One of my favorite food preservation books is Preserving Food without Freezing or Canning, a compilation of tips from French gardeners. There are two recommendations for squash storage in the book. One is to wipe the squash with a rag dipped in vegetable oil. The other is to wrap each squash in a layer of newspaper (I probably would use unwaxed butcher paper without ink). The oiled rag method works really well. I have not tried the newspaper method.

You can also just put your clean squash on a shelf, rack or in a basket. Do not store your squash on concrete floors as they are often cold and can accumulate moisture.  

Choose a place that has a relatively stable temperature and at least some airflow. Squash stores best at temperatures between 50-55 degrees with an RH of 50-75%.  Last year I stored mine in an old wine cellar, it was the best place I have ever used to store squash. The spaghetti squash I stored there lasted until late spring. I know it can be hard to store your crops at the recommended temperatures but the effort is really worth it. Your squash will last a lot longer.  If you garden on a large scale it might be time to set up a food storage area in your house or an out building where you can control the temperature and moisture level.

Each variety of squash  stores for a slightly different length of time.  Generally, you can expect your squash to store for 2-6 months. Every once in a while go through your squash and check for signs of decay such as soft spots of mold. Remove these squash. If they are good enough  and you caught it early you can still eat them. Make sure to clean up any liquid that may have been released by the rotting fruit. Wipe down any other squash that came in contact with the rotten one. This will help the rot from spreading.

If you do see a lot of rot and mold  in your winter squash it may have been introduced where the squash was grown. Rotate where you plant your squash crops. Try to plant them in areas with good drainage and try to keep them weed free.

Instead of storing the whole squash you can process it. Squash can be cubed and boiled before canning in a water bath. Be sure to consult canning charts to ensure proper processing time and acidity levels. I also know some people who cut their squash and dehydrate or freeze dry it for later use. It really depends on what kind of space and time you have.

Happy Fall!

Taryn Hunter
Lead Seed Coordinator, Siskiyou Seeds


Reference List

Arvayo-Ortiz, R. M., Garza-Ortega, S., & Yahia, E. M. (1994). Postharvest Response of Winter Squash to Hot-water Treatment, Temperature, and Length of Storage. HortTechnology horttech, 4(3), 253-255. Retrieved Sep 12, 2023, from

Brecht, J. K. (2004). Pumpkin and winter squash. The commercial storage of fruits, vegetables, and florist and nursery stocks (Preliminary On-line Version-Draft Revised 2004). USDA, ARS. Agriculture Handbook, 66.

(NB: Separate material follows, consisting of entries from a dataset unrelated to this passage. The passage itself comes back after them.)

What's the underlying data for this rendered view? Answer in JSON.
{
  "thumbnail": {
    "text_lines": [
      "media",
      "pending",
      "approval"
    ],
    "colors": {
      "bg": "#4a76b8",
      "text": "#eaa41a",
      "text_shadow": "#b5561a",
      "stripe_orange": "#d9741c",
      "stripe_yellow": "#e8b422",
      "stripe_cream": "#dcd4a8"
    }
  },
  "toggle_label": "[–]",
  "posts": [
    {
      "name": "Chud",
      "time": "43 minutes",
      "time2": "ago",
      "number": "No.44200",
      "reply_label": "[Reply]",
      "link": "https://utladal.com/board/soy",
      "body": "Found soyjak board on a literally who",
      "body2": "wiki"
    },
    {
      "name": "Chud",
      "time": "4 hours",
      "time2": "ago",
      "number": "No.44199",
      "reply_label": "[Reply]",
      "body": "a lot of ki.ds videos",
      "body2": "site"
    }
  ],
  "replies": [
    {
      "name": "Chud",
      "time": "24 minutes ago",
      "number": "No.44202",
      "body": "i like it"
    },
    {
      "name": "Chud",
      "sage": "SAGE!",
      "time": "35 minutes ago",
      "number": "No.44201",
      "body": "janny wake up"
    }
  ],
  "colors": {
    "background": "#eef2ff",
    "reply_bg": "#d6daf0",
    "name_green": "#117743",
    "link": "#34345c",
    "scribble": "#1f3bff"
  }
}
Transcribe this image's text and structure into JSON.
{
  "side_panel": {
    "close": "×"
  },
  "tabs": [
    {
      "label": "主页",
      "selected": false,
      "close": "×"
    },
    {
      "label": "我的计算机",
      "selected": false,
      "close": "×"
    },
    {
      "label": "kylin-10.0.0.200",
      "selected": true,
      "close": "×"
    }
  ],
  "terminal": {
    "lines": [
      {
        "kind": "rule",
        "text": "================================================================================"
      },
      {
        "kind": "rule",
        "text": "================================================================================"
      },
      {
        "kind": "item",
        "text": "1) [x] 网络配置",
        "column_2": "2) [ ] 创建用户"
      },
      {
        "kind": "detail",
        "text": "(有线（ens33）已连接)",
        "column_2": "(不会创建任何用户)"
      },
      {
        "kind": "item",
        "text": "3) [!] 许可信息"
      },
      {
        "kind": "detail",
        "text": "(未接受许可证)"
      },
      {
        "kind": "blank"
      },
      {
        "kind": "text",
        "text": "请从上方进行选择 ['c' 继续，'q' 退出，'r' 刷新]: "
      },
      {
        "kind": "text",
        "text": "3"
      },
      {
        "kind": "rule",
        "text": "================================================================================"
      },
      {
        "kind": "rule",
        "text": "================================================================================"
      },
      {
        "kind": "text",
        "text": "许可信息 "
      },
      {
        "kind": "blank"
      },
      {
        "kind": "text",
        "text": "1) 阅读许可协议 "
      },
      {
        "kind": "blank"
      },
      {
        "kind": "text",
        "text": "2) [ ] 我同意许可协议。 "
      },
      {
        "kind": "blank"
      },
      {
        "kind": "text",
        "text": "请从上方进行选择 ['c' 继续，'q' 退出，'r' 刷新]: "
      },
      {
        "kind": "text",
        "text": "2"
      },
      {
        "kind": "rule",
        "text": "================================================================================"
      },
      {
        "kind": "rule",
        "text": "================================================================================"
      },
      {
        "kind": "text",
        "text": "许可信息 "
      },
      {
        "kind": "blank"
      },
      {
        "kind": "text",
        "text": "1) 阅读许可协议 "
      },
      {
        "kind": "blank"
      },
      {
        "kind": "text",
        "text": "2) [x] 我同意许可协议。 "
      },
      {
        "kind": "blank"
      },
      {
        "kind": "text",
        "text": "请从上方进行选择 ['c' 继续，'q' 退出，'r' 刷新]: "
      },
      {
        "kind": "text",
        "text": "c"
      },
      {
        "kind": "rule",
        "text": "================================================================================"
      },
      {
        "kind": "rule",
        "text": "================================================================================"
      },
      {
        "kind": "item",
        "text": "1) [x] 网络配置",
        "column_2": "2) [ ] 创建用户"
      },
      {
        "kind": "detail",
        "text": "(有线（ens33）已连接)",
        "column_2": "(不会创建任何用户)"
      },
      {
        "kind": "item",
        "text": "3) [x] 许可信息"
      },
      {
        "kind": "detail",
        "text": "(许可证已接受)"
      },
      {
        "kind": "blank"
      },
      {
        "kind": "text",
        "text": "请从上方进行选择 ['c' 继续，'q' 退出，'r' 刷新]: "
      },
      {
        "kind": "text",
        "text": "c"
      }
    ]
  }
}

Cantwell, M., & Suslow, T. (2002). Pumpkin and winter squash. Recommendations for maintaining postharvest quality. Postharvest Technology Research Information Center. University or Califomia, USA. Produce/ProduceFactsNeg/pumpkin.html.

Gast, K. L. (1994). Harvest Maturity. Indicator for Fruits and Vegetables. KansasStateUniversity. Agri. Experiment station and cooperative extension service. MF-1175, 1-4.

Mansour, N. S. (1979). Storing pumpkin and winter squash at home.

Motes, J., Roberts, W., Damicone, J., Edelson, J., & Duthie, J. (2007). Squash and pumpkin production. Oklahoma Cooperative Extension Service.

Preserving food without freezing or canning: Traditional techniques using salt, oil, sugar, alcohol, vinegar, drying, cold storage, and lactic fermentation (D. Cote, Trans.). (2007). . Chelsea Green Pub.

U.S. Department of Agriculture, Extension Service. (1989). Guide 4. In Complete Guide to Home Canning (Vol. revised 2015, pp. 4–18). essay.

Zitter, T. A. (1992, January 1). Fruit Rots of squash and pumpkins. Home.